━━━ Supplied data
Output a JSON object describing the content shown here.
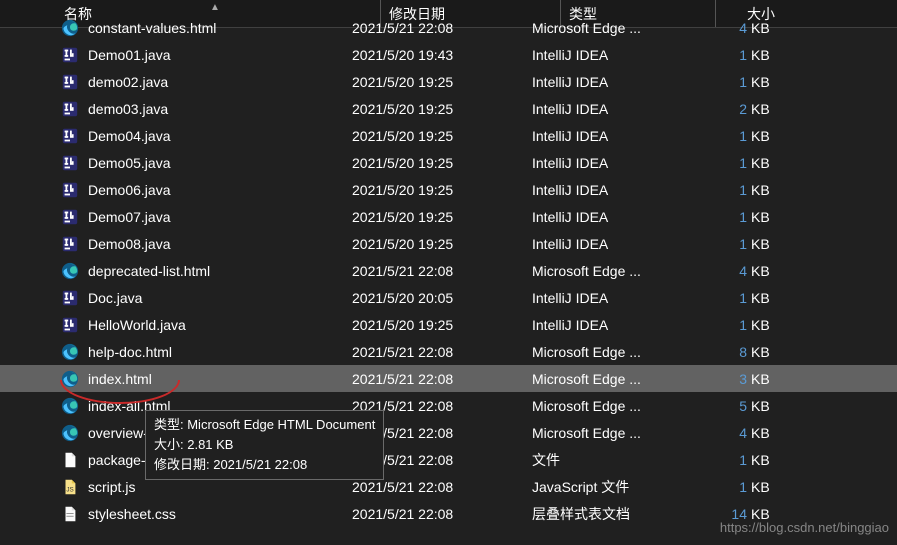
{
  "columns": {
    "name": "名称",
    "date": "修改日期",
    "type": "类型",
    "size": "大小"
  },
  "files": [
    {
      "name": "constant-values.html",
      "date": "2021/5/21 22:08",
      "type": "Microsoft Edge ...",
      "size": "4",
      "unit": "KB",
      "icon": "edge"
    },
    {
      "name": "Demo01.java",
      "date": "2021/5/20 19:43",
      "type": "IntelliJ IDEA",
      "size": "1",
      "unit": "KB",
      "icon": "intellij"
    },
    {
      "name": "demo02.java",
      "date": "2021/5/20 19:25",
      "type": "IntelliJ IDEA",
      "size": "1",
      "unit": "KB",
      "icon": "intellij"
    },
    {
      "name": "demo03.java",
      "date": "2021/5/20 19:25",
      "type": "IntelliJ IDEA",
      "size": "2",
      "unit": "KB",
      "icon": "intellij"
    },
    {
      "name": "Demo04.java",
      "date": "2021/5/20 19:25",
      "type": "IntelliJ IDEA",
      "size": "1",
      "unit": "KB",
      "icon": "intellij"
    },
    {
      "name": "Demo05.java",
      "date": "2021/5/20 19:25",
      "type": "IntelliJ IDEA",
      "size": "1",
      "unit": "KB",
      "icon": "intellij"
    },
    {
      "name": "Demo06.java",
      "date": "2021/5/20 19:25",
      "type": "IntelliJ IDEA",
      "size": "1",
      "unit": "KB",
      "icon": "intellij"
    },
    {
      "name": "Demo07.java",
      "date": "2021/5/20 19:25",
      "type": "IntelliJ IDEA",
      "size": "1",
      "unit": "KB",
      "icon": "intellij"
    },
    {
      "name": "Demo08.java",
      "date": "2021/5/20 19:25",
      "type": "IntelliJ IDEA",
      "size": "1",
      "unit": "KB",
      "icon": "intellij"
    },
    {
      "name": "deprecated-list.html",
      "date": "2021/5/21 22:08",
      "type": "Microsoft Edge ...",
      "size": "4",
      "unit": "KB",
      "icon": "edge"
    },
    {
      "name": "Doc.java",
      "date": "2021/5/20 20:05",
      "type": "IntelliJ IDEA",
      "size": "1",
      "unit": "KB",
      "icon": "intellij"
    },
    {
      "name": "HelloWorld.java",
      "date": "2021/5/20 19:25",
      "type": "IntelliJ IDEA",
      "size": "1",
      "unit": "KB",
      "icon": "intellij"
    },
    {
      "name": "help-doc.html",
      "date": "2021/5/21 22:08",
      "type": "Microsoft Edge ...",
      "size": "8",
      "unit": "KB",
      "icon": "edge"
    },
    {
      "name": "index.html",
      "date": "2021/5/21 22:08",
      "type": "Microsoft Edge ...",
      "size": "3",
      "unit": "KB",
      "icon": "edge",
      "selected": true
    },
    {
      "name": "index-all.html",
      "date": "2021/5/21 22:08",
      "type": "Microsoft Edge ...",
      "size": "5",
      "unit": "KB",
      "icon": "edge"
    },
    {
      "name": "overview-tree.html",
      "date": "2021/5/21 22:08",
      "type": "Microsoft Edge ...",
      "size": "4",
      "unit": "KB",
      "icon": "edge"
    },
    {
      "name": "package-list",
      "date": "2021/5/21 22:08",
      "type": "文件",
      "size": "1",
      "unit": "KB",
      "icon": "file"
    },
    {
      "name": "script.js",
      "date": "2021/5/21 22:08",
      "type": "JavaScript 文件",
      "size": "1",
      "unit": "KB",
      "icon": "js"
    },
    {
      "name": "stylesheet.css",
      "date": "2021/5/21 22:08",
      "type": "层叠样式表文档",
      "size": "14",
      "unit": "KB",
      "icon": "css"
    }
  ],
  "tooltip": {
    "line1": "类型: Microsoft Edge HTML Document",
    "line2": "大小: 2.81 KB",
    "line3": "修改日期: 2021/5/21 22:08"
  },
  "watermark": "https://blog.csdn.net/binggiao"
}
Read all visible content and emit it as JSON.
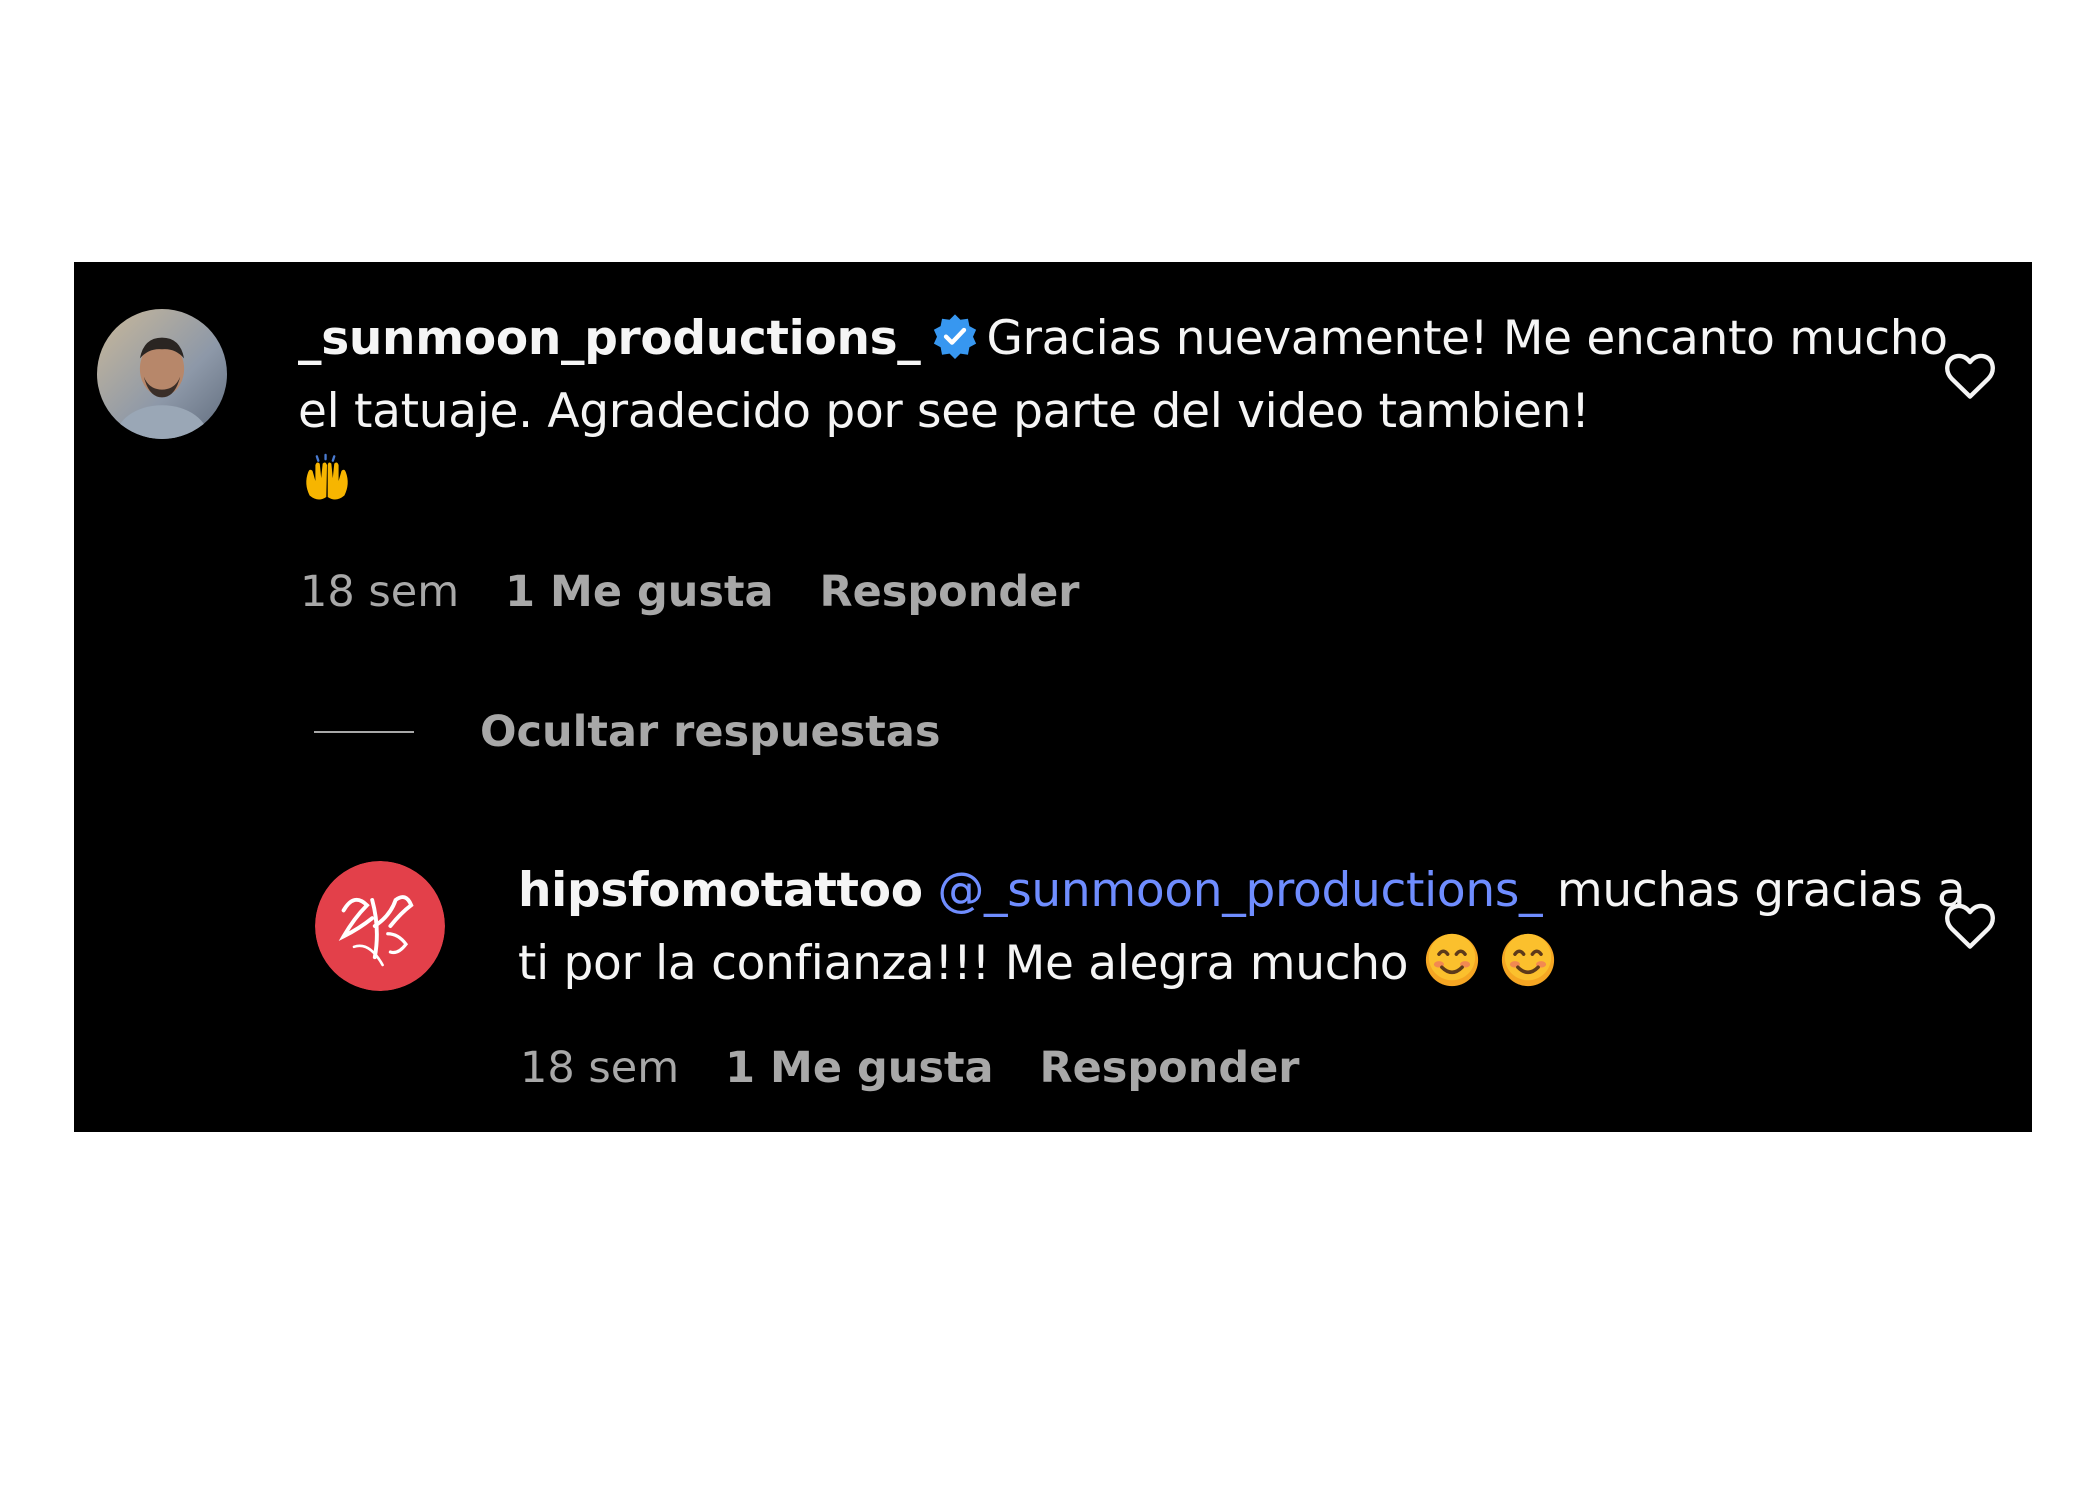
{
  "comments": {
    "main": {
      "username": "_sunmoon_productions_",
      "verified_icon": "verified-badge-icon",
      "text": "Gracias nuevamente! Me encanto mucho el tatuaje. Agradecido por see parte del video tambien!",
      "emoji_icon": "raising-hands-icon",
      "time": "18 sem",
      "likes": "1 Me gusta",
      "reply_label": "Responder"
    },
    "hide_replies_label": "Ocultar respuestas",
    "reply": {
      "username": "hipsfomotattoo",
      "mention": "@_sunmoon_productions_",
      "text": "muchas gracias a ti por la confianza!!! Me alegra mucho",
      "emoji_icon": "smiling-face-icon",
      "time": "18 sem",
      "likes": "1 Me gusta",
      "reply_label": "Responder"
    }
  },
  "colors": {
    "background": "#000000",
    "primary_text": "#f5f5f5",
    "secondary_text": "#a8a8a8",
    "mention": "#6f8dff",
    "verified": "#3797f0",
    "reply_avatar": "#e3404a"
  }
}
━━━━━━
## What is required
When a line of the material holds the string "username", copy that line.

## Output of the exercise
      "username": "_sunmoon_productions_",
      "username": "hipsfomotattoo",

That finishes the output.